It’s a scary time.
We are afraid for ourselves, our children, our aging parents, our loved ones.
We don’t know what is going to happen next and the uncertainty feels like it’s going to drive us mad.
Our lives have been completely disrupted.
We may have lost our jobs or know have family members who have.
If we are lucky enough to still have a job, we now have to learn to adjust to a new way of being in this chaos.
It feels like you don’t know what is up or what is down anymore because the world feels like it’s completely upside down.
You feel like you are being stretched in all directions.
If you have children, you are now supposed to be a homeschooling expert. As much as you love your children you can’t get any time for yourself.
You can’t sleep at night and if you do finally fall asleep, you wake up several times in the night with panic in your gut.
The ‘not knowing’ of when things are going to get back to where they were feels crushing.
You just can’t stop worrying.
Even though I am a coach with all the tools, I have been having some very intense emotional days where it feels like I just can’t function. But most days, I have an incredible sense of peace and calm and I’d like to share with you some practices that help me and my clients accomplish that.
Practice Being Present:
We are either living in our past or our future, but the truth is, life is lived in the present. That is where we will find peace. The next time that you are with a loved one, be fully present with them. Your presence is the greatest gift you can give them.
You can also focus on your breath. You cannot have a thought and focus on your breath at the same time. It’s the best practice for being present.
Accept The Things You Have NO Control Over:
It’s important to really have clarity and distinguish what you have control over and what you do not. This reminds me of one of my favorite quotes:
“When we are no longer able to change a situation, we are challenged to change ourselves.” “Everything can be taken from a man but one thing: the last of the human freedoms—to choose one’s attitude in any given set of circumstances, to choose one’s own way.”
– Viktor E. Frankl
You have the CHOICE to choose how you respond to any situation.

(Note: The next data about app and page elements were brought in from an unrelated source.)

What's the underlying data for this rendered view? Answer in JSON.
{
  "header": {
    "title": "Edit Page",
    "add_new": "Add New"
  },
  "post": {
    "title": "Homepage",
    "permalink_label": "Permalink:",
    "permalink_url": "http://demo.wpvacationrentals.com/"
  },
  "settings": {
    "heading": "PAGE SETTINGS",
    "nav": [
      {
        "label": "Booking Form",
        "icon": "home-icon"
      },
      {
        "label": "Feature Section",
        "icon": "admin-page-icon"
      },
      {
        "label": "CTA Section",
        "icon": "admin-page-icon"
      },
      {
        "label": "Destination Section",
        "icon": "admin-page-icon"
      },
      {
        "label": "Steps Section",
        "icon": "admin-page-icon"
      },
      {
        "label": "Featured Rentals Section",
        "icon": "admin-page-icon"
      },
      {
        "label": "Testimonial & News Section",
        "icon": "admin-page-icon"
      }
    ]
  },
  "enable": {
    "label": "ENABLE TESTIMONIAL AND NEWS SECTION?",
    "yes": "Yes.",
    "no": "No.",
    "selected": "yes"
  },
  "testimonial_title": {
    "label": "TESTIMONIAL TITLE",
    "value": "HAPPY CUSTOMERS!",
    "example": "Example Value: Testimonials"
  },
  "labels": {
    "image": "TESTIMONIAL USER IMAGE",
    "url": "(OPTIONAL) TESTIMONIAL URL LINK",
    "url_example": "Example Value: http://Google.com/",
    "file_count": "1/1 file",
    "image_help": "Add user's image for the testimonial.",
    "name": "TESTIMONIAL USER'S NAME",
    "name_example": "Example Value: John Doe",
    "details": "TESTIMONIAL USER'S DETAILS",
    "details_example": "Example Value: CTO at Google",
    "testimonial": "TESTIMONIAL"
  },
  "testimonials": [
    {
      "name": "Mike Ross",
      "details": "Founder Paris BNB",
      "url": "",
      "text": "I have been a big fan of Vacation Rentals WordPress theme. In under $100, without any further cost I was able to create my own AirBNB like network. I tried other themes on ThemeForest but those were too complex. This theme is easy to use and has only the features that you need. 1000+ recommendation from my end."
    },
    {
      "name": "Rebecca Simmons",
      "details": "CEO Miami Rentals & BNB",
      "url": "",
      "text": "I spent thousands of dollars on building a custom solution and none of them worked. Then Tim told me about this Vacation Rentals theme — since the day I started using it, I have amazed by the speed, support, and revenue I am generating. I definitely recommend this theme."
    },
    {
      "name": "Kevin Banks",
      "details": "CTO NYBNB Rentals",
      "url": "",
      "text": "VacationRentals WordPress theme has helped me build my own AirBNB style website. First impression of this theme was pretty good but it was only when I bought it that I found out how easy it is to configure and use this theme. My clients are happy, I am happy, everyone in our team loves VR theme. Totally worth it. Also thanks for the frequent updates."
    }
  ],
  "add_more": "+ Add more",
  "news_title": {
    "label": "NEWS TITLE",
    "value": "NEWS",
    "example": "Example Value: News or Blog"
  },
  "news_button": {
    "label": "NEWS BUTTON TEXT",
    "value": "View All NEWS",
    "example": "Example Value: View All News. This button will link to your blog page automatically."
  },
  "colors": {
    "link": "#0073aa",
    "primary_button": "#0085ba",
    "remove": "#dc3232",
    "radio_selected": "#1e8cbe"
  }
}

When you are reacting constantly, you end up in a hamster wheel and it causes continued stress which suppresses your immune system.
Limit Your Exposure To The News:

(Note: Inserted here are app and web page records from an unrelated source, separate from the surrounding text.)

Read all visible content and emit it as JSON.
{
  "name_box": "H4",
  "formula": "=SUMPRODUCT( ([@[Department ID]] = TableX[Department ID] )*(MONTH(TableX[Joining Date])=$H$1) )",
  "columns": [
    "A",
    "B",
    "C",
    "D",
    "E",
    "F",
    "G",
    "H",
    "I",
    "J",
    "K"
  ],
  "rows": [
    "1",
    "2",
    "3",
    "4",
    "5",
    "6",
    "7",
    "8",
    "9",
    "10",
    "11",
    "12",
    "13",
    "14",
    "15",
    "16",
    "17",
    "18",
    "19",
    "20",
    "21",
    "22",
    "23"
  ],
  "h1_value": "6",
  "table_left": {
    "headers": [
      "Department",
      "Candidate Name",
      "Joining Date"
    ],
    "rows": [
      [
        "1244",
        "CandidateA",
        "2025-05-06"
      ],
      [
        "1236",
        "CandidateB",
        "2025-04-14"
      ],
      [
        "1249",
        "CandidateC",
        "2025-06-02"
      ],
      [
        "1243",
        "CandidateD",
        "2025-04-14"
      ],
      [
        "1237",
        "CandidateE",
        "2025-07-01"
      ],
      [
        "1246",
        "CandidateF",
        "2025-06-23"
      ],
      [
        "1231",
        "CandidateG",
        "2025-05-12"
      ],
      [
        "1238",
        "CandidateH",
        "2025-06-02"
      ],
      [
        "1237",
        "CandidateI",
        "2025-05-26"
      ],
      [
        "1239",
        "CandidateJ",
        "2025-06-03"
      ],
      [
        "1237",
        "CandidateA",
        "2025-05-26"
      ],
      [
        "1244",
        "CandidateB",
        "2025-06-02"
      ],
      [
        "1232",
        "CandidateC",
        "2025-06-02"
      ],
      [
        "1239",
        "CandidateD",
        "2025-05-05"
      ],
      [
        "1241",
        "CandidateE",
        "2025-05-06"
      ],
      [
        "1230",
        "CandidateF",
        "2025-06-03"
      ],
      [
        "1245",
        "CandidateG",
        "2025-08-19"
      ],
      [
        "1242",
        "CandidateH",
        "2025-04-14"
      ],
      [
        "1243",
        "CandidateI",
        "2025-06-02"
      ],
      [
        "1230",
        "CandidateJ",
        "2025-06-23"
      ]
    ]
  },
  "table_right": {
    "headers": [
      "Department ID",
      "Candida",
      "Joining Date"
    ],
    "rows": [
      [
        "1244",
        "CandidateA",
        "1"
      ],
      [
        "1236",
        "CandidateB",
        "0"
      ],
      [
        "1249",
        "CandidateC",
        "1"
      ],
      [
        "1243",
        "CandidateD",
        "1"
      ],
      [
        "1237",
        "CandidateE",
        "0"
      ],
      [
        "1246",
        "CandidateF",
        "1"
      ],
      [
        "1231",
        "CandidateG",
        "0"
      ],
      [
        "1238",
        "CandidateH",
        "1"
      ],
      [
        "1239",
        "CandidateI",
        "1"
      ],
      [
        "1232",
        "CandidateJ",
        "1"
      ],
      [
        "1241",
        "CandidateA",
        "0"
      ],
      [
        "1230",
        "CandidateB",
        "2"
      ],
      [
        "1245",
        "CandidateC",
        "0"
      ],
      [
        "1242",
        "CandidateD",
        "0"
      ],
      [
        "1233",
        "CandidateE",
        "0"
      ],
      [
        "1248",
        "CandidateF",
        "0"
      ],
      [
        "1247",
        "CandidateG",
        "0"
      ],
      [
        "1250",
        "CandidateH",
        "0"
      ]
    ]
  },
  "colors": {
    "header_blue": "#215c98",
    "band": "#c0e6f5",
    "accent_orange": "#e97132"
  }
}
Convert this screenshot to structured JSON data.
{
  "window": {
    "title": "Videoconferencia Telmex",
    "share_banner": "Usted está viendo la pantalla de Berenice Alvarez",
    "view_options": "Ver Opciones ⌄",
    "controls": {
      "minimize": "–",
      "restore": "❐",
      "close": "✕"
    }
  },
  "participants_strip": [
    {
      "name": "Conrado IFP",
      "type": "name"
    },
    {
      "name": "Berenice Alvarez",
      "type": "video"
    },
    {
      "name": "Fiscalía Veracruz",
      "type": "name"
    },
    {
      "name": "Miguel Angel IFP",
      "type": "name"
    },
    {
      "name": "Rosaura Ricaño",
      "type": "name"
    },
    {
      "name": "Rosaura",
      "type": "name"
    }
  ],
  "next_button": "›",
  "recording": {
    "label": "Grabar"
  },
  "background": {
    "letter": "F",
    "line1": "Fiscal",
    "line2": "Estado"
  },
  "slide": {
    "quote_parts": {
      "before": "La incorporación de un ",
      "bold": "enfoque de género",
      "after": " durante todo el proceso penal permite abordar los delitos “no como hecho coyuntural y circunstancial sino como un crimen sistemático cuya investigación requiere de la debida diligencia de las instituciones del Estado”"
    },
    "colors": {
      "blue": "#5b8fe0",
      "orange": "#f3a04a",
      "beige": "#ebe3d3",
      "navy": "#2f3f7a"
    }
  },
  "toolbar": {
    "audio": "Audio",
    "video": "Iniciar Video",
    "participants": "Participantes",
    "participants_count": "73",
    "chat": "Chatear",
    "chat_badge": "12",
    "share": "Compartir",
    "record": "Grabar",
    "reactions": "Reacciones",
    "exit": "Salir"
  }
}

While it’s important to be educated and aware of all the rapid updates of this virus, consuming it nonstop will keep you in a constant state of fear and worry. Your immune system will become severely compromised as a consequence.
The media has airtime to fill. They need to cover the same story over and over and over from various angles. Some ways in which you can limit your exposure is by getting email alerts from your favorite publications. You could check the news at a certain time(s) of the day online.
I would recommend that you sign up for your governor’s newsletter. My governor has daily press conferences updating us (I’m in New York City), but instead of interrupting my day and focusing on his press conferences, I get his newsletter that he sends out at dinner time with all the highlights.
What are some ways you can limit your media consumption?
No one has a handbook on how to live through this time.
Know that at any given moment you are doing the very best that you can. No matter what. When I suffered from severe depression and anxiety to the point I couldn’t get out of bed, that was the best that I could do. It was only when I practiced self-compassion for those moments when I felt like I just couldn’t function that allowed me to love myself even more. It’s a practice of self-love when you practice self-love, you open your heart and deepen the relationship that you have with yourself. It’s so beautiful and powerful when that happens and the best thing is that you model that for other people.
When you practice these on a daily basis, you will begin to have a consistent sense of peace and calm no matter what is happening in your external environment. From a scientific perspective, this is because the repetition of these practices helps create new neural pathways in your brain as cited by psychologist Dr. Dean Ware Ph.D
We are all in this together.
We are all going to get through this. Stronger. Wiser.